▶ [ASSIGNED TASK] The answer must consist of every line in the records below that contains the string "icon".
INPUT MATERIAL Block Start
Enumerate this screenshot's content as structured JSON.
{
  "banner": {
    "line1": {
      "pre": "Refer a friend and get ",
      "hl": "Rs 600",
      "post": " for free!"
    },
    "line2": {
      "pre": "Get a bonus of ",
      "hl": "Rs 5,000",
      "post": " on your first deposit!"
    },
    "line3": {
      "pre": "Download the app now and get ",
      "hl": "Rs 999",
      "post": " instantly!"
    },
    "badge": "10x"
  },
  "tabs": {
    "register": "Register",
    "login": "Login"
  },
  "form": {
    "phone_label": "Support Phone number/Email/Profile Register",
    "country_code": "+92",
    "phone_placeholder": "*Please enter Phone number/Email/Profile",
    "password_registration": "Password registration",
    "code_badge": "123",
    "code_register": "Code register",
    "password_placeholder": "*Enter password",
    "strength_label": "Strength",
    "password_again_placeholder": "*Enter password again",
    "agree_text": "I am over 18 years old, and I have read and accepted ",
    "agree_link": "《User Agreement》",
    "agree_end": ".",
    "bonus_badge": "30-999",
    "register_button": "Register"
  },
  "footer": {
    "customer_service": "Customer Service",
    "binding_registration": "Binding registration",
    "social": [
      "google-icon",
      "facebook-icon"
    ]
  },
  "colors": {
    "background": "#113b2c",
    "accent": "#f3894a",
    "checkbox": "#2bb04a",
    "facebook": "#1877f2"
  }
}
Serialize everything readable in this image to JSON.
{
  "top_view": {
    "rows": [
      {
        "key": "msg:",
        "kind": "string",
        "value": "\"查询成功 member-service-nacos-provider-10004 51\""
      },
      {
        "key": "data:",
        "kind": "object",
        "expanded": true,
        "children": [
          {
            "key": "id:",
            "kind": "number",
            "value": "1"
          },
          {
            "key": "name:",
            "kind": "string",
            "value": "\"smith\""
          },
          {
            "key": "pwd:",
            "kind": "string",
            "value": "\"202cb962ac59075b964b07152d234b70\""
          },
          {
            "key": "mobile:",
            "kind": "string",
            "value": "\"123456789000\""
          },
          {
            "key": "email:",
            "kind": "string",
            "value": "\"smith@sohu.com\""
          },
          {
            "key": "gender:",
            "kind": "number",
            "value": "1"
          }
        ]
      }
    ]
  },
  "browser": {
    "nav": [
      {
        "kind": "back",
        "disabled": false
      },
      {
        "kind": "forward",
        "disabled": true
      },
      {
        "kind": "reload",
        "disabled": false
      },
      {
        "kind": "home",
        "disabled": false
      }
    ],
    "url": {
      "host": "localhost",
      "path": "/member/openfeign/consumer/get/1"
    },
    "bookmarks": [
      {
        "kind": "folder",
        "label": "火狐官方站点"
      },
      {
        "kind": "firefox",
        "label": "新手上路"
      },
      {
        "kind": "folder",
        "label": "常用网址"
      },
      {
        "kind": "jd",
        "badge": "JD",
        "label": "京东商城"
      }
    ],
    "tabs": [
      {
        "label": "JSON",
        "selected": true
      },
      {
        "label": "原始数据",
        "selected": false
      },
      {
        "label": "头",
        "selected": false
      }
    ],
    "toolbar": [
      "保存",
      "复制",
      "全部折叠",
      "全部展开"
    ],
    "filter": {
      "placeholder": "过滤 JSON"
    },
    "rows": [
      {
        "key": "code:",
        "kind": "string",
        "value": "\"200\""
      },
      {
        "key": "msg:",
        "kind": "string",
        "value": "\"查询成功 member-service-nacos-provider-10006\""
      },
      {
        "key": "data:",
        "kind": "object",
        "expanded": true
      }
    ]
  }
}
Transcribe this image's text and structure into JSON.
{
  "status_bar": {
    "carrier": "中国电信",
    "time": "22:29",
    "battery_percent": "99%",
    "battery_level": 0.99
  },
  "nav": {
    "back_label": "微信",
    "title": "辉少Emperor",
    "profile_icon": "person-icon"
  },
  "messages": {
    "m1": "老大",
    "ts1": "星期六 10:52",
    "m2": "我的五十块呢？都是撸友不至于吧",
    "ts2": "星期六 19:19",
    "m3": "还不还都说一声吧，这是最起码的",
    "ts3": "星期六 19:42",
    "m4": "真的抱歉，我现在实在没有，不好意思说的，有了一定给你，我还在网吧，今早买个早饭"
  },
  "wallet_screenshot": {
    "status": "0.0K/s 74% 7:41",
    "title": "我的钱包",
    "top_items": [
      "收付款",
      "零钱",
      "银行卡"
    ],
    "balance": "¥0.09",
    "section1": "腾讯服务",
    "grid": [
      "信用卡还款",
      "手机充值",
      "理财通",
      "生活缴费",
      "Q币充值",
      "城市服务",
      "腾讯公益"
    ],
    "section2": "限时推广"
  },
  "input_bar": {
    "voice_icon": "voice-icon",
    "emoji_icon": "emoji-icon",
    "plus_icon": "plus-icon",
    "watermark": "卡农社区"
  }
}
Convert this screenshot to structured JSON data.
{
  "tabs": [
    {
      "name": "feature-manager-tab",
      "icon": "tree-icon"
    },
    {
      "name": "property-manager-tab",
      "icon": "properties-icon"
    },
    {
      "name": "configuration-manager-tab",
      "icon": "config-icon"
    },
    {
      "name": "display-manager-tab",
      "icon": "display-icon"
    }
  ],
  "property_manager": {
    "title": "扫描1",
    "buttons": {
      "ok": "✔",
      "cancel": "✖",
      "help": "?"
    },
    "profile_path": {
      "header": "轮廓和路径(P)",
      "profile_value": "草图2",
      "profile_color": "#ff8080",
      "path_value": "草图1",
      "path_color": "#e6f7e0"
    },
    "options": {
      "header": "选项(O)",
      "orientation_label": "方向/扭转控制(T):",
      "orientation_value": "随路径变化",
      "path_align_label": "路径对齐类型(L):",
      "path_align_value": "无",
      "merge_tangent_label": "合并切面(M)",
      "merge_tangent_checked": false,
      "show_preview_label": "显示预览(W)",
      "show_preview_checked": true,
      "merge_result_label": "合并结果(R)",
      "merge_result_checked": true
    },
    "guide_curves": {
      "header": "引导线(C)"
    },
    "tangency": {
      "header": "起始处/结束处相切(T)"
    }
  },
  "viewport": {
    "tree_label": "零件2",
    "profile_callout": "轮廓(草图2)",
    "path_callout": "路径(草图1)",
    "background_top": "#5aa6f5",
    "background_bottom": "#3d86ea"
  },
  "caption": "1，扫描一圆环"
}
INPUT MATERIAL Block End
▶ [REPLY TO THE TASK]
      "google-icon",
      "facebook-icon"
    "profile_icon": "person-icon"
    "voice_icon": "voice-icon",
    "emoji_icon": "emoji-icon",
    "plus_icon": "plus-icon",
      "icon": "tree-icon"
      "icon": "properties-icon"
      "icon": "config-icon"
      "icon": "display-icon"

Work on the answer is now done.